Take Advantage of Targeted Marketing
Digital customer loyalty programs allow businesses to accumulate valuable data on their members. You can track spending patterns and purchase histories, and use that data to tailor customer-specific marketing strategies for each or your club members. This not only helps to build stronger relationships with your customers, it also provides invaluable upselling and cross-selling opportunities as well as offering a perfect conduit for the introduction of new products and services.
Maintenance and Monitoring
A customer reward program can help you increase customer retention and build brand loyalty, but it does require extra effort on your part to monitor and maintain over the long haul. You’ll need to have a system in place to record your customers’ spending habits, track their accumulated reward points, and send out timely emails and mailers to maintain customer engagement levels. This comes at a cost, and you will have to balance the investment in your loyalty program against the potential returns.
Depending on the size and type of loyalty program you implement a digital backend with an automated service will be necessary to keep things running smoothly. Some examples of software solutions for customer loyalty programs include:
Customer Rewards Cost Money
For your reward program to be effective you need to offer customers something that they actually want, and it needs to be something with real value. Whether it’s a discount, a freebie, or a buy-one-get-one-free offer the cost of the incentive is going to impact your bottom line. There are also the added costs of monitoring and maintaining the program itself to consider.
If you decide to implement a customer rewards program it is critical that you monitor it closely to ensure that you don’t end up losing money in the bargain.
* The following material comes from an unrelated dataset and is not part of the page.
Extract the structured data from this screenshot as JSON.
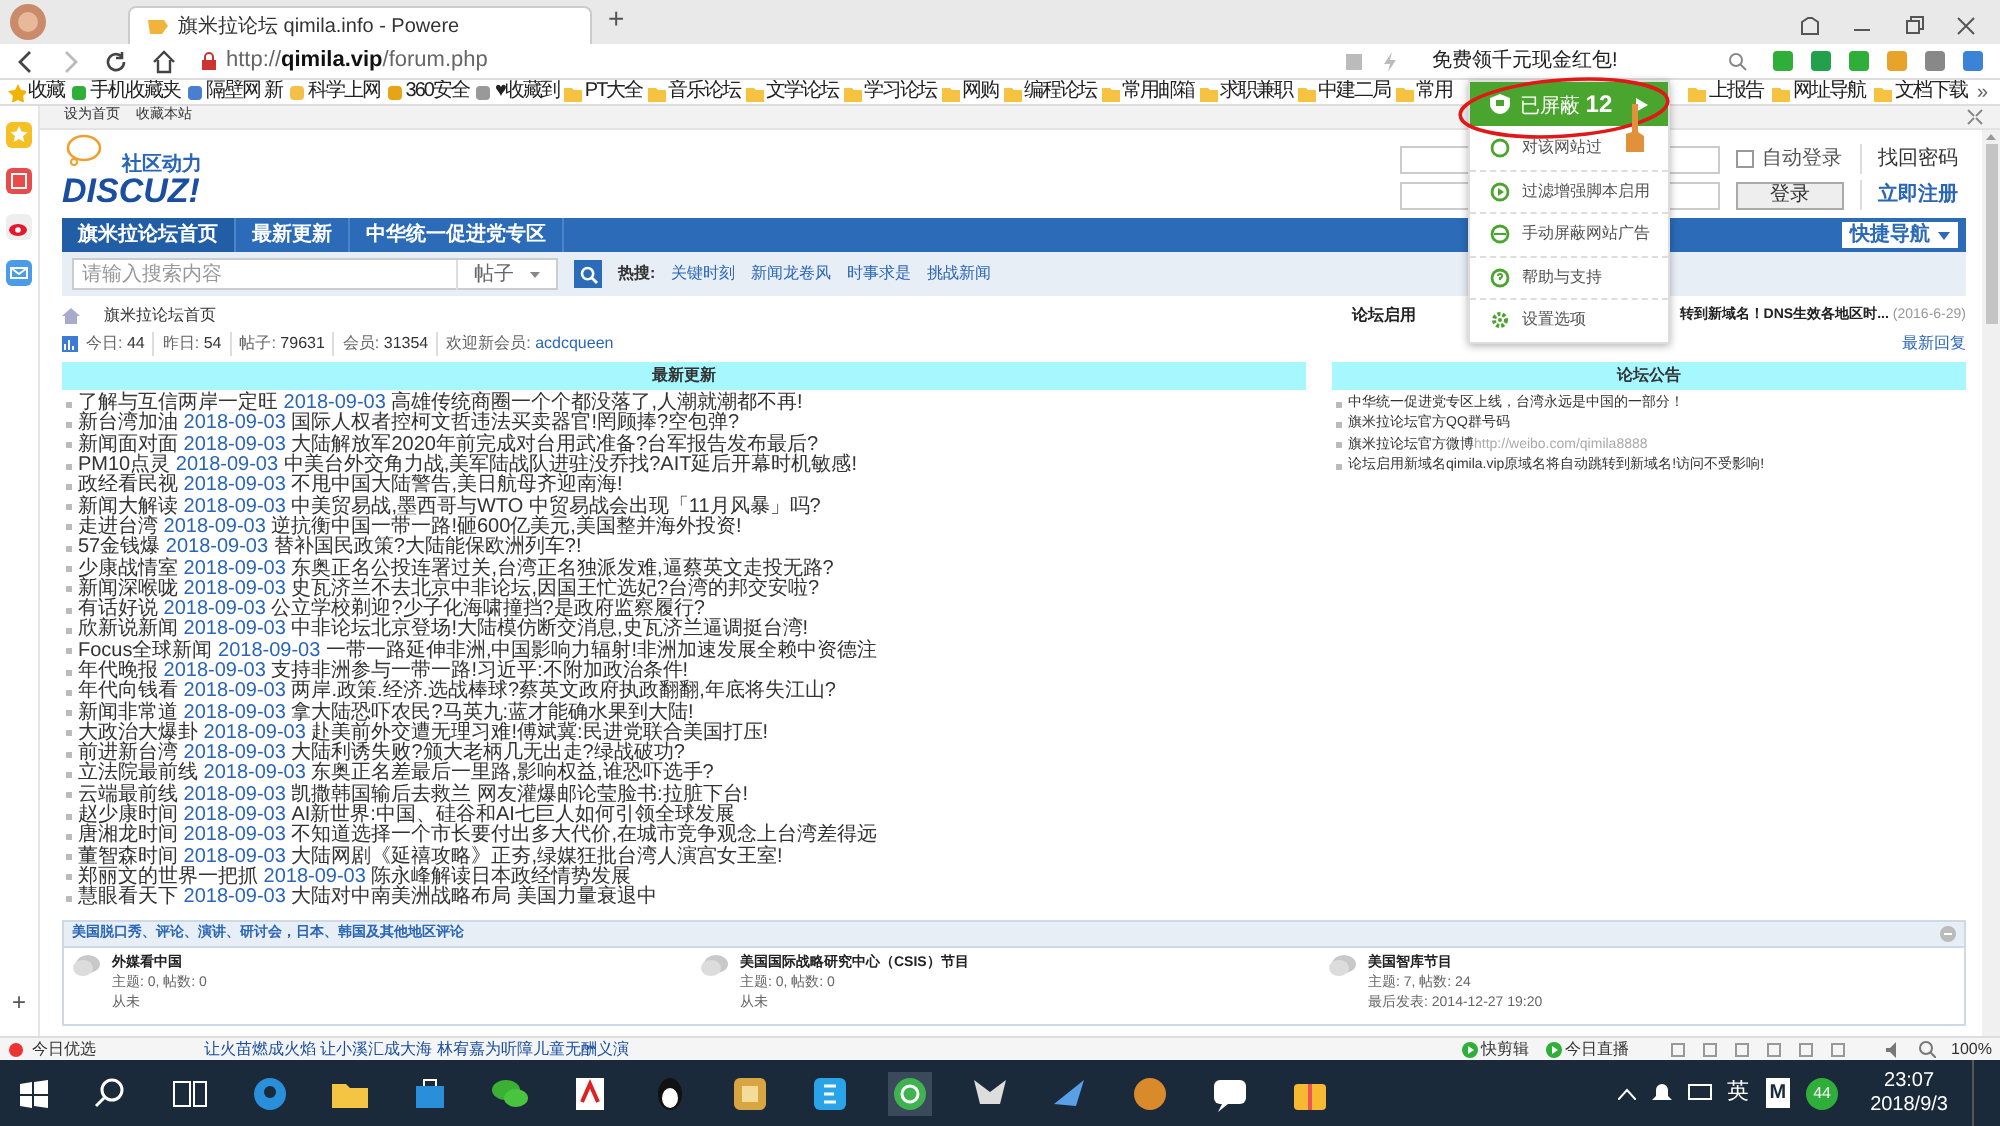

Customer retention is the goal, but that won’t mean much if you are spending more money to keep customers than you are generating in sales.
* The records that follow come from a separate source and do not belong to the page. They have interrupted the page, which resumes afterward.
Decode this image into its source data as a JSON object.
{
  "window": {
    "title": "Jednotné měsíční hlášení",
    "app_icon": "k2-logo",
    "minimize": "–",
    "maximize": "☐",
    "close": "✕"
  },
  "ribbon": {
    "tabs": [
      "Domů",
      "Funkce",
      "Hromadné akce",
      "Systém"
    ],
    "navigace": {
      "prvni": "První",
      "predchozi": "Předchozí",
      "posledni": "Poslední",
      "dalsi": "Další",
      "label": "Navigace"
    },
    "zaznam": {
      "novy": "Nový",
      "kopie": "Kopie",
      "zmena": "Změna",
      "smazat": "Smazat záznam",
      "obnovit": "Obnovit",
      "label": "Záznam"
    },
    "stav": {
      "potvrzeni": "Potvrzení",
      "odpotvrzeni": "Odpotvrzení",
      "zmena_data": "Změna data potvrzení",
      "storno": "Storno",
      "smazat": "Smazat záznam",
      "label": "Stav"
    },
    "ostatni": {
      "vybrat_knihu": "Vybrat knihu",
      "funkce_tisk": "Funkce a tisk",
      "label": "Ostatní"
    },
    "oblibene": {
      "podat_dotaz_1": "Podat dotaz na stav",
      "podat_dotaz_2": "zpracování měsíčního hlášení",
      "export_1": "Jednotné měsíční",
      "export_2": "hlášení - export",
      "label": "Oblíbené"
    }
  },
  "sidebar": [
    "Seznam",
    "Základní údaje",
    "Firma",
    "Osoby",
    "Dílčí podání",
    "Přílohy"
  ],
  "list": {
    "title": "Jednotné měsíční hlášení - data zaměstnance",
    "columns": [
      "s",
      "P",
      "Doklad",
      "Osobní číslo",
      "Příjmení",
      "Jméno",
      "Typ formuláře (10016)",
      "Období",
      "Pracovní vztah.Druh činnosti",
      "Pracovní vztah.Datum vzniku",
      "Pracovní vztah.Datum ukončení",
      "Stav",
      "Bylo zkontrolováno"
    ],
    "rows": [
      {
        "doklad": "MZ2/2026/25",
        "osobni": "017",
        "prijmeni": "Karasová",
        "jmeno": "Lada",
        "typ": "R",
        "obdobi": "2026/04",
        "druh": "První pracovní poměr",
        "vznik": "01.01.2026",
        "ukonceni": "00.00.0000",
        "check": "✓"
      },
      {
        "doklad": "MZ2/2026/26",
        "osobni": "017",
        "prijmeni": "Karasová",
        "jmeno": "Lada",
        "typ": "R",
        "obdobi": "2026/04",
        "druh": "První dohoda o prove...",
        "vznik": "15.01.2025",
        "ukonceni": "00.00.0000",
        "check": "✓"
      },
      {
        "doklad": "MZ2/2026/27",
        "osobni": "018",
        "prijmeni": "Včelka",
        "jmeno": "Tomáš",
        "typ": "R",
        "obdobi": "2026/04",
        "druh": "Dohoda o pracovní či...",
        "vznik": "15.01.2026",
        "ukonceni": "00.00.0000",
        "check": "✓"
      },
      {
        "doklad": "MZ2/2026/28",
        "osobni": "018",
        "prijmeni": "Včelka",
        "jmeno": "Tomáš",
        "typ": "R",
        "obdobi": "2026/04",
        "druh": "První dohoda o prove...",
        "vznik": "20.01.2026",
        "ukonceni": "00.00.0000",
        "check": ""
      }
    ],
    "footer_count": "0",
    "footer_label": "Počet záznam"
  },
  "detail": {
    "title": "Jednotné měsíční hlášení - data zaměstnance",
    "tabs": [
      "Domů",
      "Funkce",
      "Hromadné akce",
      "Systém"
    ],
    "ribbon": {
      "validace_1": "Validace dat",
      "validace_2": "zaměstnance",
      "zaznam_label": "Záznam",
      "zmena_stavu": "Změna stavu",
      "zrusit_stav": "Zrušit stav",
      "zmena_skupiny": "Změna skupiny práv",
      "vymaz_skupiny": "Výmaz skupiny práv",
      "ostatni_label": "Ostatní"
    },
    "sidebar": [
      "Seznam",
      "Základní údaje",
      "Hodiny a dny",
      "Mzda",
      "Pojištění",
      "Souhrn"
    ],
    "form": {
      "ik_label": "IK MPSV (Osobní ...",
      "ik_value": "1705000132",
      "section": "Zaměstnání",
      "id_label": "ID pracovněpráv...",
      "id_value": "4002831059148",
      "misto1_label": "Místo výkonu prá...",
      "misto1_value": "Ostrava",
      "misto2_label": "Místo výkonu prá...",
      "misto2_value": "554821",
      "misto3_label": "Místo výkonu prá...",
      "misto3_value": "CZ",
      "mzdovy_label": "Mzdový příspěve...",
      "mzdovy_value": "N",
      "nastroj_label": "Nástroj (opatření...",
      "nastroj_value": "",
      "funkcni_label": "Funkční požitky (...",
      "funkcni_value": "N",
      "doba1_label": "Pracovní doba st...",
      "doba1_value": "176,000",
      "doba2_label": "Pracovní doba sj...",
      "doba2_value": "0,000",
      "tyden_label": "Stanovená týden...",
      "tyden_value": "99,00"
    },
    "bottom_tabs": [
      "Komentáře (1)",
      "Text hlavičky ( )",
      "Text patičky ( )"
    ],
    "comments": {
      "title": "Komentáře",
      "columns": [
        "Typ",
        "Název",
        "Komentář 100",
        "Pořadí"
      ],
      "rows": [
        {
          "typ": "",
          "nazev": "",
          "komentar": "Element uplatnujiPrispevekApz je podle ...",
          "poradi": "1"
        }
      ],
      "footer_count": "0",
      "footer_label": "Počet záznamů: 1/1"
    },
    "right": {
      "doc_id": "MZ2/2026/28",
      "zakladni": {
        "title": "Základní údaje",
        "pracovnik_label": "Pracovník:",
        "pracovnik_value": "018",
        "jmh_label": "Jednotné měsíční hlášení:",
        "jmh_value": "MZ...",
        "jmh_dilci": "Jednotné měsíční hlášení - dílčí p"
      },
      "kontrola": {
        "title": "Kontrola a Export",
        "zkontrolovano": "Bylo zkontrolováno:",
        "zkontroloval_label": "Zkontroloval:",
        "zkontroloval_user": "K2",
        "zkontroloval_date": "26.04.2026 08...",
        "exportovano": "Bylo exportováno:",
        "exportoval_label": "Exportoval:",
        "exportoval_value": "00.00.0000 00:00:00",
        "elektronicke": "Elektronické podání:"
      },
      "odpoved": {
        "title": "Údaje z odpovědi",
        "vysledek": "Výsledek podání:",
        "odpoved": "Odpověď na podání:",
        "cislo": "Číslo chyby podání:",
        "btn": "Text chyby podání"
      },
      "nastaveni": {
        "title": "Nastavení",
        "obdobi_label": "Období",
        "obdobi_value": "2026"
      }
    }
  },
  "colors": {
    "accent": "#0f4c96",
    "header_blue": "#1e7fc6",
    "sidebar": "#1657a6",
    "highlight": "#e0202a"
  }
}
Overly Complex Rewards Programs can Backfire
Successful loyalty programs are simple to use and understand. If your program is too complex it can end up driving customers away from your business. If you are considering starting a customer loyalty program remember to keep it simple. The best rewards programs are clear and transparent, and above all else easy for the customer to understand.
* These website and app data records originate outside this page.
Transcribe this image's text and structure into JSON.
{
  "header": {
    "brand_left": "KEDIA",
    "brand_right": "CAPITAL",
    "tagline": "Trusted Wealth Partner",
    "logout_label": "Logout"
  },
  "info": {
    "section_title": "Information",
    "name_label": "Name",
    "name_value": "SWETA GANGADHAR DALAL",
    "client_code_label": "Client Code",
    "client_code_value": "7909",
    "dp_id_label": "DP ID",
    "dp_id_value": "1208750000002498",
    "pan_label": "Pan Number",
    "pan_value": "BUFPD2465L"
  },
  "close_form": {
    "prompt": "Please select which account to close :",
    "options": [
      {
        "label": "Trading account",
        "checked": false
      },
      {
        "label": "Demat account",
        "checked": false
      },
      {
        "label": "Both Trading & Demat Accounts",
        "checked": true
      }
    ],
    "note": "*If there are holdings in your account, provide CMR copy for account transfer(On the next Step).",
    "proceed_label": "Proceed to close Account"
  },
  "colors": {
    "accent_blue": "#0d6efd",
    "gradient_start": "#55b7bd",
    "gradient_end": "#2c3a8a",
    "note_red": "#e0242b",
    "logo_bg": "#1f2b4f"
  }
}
Ending the Program can Adversely Impact Customer Relations
Over time you may decide that your customer rewards program is no longer cost effective. You may find it necessary to overhaul the program or end it completely. That is likely to have an adverse effect on your members, and could very well result in the loss of customers and a dip in business and revenue.
If you are considering launching a customer loyalty program it is imperative that you have an exit strategy prepared in case you need to end the project. Phasing out the program in stages is usually the best option, but even then you run the risk of alienating some of your long-term customers.
A well-structured customer loyalty program can definitely help your business attract, and retain, valued customers. But these programs are not foolproof, and there are many variables to consider before committing to a long-term project.
If you are thinking about instituting a customer rewards program take some time to consider both sides of the equation. Weigh the pros and cons until you are certain that the benefits are worth the investment of time and money. If you decide a loyalty program is right for your business start off small, offering membership to a small sample group or setting a time limit on the project. If the program is successful you can expand it as you see fit, using the program to its full advantage to reward your loyal customers, boost your overall sales, and build brand recognition.